in the shape of a man, moves beyond the pale
bigger than any man, an unnatural birth
called Grendel by country people
in former days. They are fatherless creatures,
and their whole ancestry is hidden in a past
of demons and ghosts. They dwell apart
among wolves on the hills, on windswept crags
and treacherous keshes, where cold streams
pour down the mountain and disappear
under mist and moorland.
The haunted mere
A few miles from here
a frost-stiffened wood waits and keeps watch
above a mere; the overhanging bank
is a maze of tree-roots mirrored in its surface.
At night there, something uncanny happens:
the water burns. And the mere bottom
has never been sounded by the sons of men.
On its bank, the heather-stepper halts:
the hart in flight from pursuing hounds
will turn to face them with firm-set horns
and die in the wood rather than dive
beneath its surface. That is no good place.
When wind blows up and stormy weather
makes clouds scud and the skies weep,
out of its depths a dirty surge
is pitched towards the heavens. Now help depends
again on you and on you alone.
The gap of danger where the demon waits
is still unknown to you. Seek it if you dare.
I will compensate you for settling the feud
as I did the last time with lavish wealth,
coffers of coiled gold, if you come back.”
Beowulf bolsters Hrothgar's courage. He proclaims the heroic code that guides their lives
Beowulf, son of Ecgtheow, spoke:
“Wise sir, do not grieve. It is always better
to avenge dear ones than to indulge in mourning.
For every one of us, living in this world
means waiting for our end. Let whoever can
win glory before death. When a warrior is gone,
that will be his best and only bulwark.
So arise, my lord, and let us immediately
set forth on the trail of this troll-dam.
I guarantee you: she will not get away,
not to dens under ground nor upland groves
nor the ocean floor. She'll have nowhere to flee to.
Endure your troubles to-day. Bear up
and be the man I expect you to be.”
The expedition to the mere
With that the old lord sprang to his feet
and praised God for Beowulf's pledge.
Then a bit and halter were brought for his horse
with the plaited mane. The wise king mounted
the royal saddle and rode out in style
with a force of shield-bearers. The forest paths
were marked all over with the monster's tracks,
her trail on the ground wherever she had gone
across the dark moors, dragging away
the body of that thane, Hrothgar's best
counsellor and overseer of the country.
So the noble prince proceeded undismayed

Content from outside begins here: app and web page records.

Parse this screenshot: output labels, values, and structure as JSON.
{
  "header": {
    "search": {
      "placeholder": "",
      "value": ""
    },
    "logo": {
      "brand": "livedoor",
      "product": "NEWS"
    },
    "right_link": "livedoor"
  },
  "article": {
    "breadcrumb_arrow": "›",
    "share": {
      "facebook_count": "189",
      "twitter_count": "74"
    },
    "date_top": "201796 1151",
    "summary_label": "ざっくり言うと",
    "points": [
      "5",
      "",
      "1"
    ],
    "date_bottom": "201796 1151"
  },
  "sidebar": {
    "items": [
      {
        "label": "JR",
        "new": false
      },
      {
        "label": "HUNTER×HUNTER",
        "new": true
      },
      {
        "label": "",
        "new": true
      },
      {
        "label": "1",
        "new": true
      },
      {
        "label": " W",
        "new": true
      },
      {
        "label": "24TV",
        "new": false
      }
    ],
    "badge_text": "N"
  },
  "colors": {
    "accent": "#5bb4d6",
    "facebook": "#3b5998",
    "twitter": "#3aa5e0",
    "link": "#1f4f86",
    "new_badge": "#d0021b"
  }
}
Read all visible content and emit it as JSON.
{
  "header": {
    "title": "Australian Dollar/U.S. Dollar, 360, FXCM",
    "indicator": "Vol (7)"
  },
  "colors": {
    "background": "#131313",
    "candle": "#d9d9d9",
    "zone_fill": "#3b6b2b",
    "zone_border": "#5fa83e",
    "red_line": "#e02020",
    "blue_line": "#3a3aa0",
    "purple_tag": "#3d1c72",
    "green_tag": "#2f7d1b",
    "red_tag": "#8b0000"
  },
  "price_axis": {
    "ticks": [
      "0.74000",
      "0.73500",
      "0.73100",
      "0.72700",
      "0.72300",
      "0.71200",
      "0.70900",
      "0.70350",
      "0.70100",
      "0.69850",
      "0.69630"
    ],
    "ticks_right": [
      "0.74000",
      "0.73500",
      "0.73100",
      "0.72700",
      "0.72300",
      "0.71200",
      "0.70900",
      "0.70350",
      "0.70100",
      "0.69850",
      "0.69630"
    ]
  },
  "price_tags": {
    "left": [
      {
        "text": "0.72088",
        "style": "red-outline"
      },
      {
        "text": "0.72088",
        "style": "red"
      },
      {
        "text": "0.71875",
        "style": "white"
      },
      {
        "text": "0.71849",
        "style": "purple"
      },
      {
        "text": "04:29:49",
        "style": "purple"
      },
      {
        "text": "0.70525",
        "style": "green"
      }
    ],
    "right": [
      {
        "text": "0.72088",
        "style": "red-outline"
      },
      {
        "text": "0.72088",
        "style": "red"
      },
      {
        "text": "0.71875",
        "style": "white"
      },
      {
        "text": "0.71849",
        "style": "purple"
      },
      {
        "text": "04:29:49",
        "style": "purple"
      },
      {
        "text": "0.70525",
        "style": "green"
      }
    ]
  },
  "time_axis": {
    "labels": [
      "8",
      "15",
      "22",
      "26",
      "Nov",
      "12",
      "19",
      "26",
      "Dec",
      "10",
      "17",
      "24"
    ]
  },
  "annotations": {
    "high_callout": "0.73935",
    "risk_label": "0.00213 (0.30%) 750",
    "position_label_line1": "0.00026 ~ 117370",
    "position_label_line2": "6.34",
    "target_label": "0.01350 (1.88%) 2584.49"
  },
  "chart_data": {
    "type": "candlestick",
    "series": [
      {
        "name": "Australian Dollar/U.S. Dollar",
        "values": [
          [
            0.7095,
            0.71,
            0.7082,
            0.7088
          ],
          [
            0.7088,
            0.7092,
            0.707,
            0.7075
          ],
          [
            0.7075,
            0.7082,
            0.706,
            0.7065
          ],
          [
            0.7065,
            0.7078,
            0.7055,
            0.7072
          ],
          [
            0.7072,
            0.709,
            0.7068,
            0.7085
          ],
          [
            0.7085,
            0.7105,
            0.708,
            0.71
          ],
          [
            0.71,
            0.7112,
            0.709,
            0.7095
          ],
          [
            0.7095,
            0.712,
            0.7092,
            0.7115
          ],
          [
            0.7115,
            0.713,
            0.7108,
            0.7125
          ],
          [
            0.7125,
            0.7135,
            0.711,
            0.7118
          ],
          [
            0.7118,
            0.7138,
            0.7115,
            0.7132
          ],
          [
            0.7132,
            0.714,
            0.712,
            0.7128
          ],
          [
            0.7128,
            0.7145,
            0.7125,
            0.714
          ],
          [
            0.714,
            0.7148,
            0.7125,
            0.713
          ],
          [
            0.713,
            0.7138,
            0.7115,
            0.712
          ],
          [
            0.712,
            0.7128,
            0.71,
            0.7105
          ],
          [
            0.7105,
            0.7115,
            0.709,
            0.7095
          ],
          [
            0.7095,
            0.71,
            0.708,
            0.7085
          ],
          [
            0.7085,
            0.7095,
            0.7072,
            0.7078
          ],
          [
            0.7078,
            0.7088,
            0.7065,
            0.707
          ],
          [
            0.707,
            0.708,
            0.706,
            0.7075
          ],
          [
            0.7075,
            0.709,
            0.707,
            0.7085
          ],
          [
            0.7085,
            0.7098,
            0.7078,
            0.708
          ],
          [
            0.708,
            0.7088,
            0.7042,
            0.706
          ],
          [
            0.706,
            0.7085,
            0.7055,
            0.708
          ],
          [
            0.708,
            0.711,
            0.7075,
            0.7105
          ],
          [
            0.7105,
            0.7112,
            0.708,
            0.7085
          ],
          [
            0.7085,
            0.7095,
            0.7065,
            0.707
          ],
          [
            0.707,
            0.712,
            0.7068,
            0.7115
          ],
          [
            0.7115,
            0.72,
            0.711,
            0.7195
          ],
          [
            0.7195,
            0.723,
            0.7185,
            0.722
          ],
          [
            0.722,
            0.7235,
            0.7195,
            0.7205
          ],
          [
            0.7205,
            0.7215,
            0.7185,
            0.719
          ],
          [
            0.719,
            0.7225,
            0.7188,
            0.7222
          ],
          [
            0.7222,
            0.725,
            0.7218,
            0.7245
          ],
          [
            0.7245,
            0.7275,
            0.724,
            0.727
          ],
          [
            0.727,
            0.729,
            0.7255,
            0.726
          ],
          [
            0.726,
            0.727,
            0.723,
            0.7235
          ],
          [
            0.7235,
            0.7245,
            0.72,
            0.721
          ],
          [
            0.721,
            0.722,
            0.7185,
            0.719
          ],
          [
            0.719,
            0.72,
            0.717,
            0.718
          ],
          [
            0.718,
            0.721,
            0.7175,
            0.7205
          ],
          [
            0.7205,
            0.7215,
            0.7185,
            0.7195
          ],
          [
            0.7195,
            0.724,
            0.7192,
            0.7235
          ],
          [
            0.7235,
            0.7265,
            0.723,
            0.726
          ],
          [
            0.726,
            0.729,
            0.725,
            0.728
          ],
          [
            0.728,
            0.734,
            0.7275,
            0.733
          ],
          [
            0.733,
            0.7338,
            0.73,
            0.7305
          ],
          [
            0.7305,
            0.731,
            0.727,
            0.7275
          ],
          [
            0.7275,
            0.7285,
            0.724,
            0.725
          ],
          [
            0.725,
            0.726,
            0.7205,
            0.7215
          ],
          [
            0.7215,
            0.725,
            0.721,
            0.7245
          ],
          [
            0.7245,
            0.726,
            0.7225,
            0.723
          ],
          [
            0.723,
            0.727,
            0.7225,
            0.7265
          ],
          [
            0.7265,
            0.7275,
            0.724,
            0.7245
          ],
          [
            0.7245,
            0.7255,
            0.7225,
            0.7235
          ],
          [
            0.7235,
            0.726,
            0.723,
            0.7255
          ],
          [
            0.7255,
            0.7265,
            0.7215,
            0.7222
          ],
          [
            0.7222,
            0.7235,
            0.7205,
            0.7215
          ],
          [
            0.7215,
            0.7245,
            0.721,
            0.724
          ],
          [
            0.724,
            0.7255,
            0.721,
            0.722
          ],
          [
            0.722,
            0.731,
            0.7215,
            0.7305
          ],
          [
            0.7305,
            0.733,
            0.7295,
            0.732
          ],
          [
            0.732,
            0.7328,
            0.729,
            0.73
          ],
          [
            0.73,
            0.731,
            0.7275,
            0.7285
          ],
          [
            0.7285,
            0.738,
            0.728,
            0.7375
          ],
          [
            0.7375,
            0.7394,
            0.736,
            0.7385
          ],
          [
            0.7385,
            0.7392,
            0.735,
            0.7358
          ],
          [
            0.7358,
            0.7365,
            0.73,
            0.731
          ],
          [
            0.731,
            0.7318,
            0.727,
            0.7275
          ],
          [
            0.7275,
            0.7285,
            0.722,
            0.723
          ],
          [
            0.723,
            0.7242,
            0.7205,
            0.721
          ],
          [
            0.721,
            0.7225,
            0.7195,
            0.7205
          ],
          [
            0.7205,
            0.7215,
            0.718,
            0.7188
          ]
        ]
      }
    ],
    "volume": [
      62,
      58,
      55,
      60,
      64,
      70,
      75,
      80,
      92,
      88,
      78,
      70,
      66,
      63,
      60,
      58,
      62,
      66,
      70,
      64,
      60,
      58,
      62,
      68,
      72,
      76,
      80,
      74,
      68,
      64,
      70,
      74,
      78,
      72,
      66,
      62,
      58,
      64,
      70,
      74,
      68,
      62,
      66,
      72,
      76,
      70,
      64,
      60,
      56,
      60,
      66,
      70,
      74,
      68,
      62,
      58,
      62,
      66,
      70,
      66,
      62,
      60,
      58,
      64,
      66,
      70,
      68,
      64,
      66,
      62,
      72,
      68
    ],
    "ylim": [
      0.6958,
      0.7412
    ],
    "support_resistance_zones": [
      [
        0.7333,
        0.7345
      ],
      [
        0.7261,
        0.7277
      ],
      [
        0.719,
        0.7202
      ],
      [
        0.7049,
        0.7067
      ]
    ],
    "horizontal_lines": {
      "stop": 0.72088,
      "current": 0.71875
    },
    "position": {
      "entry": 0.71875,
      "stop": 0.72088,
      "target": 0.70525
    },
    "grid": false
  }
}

up fells and screes, along narrow footpaths
and ways where they were forced into single file,
ledges on cliffs above lairs of water-monsters.
He went in front with a few men,
good judges of the lie of the land,
and suddenly discovered the dismal wood,
mountain trees growing out at an angle
above grey stones: the bloodshot water
surged underneath. It was a sore blow
to all of the Danes, friends of the Shieldings,
a hurt to each and every one
of that noble company when they came upon
Aeschere's head at the foot of the cliff.
Everybody gazed as the hot gore
kept wallowing up and an urgent war-horn
repeated its notes: the whole party
sat down to watch. The water was infested
with all kinds of reptiles. There were writhing sea-dragons
and monsters slouching on slopes by the cliff,
serpents and wild things such as those that often
surface at dawn to roam the sail-road
and doom the voyage. Down they plunged,
ashing in anger at the loud call
of the battle-bugle. An arrow from the bow
of the Geat chief got one of them
as he surged to the surface: the seasoned shaft
stuck deep in his flank and his freedom in the water
got less and less. It was his last swim.
He was swiftly overwhelmed in the shallows,
prodded by barbed boar-spears,
cornered, beaten, pulled up on the bank,
a strange lake-birth, a loathsome catch
men gazed at in awe.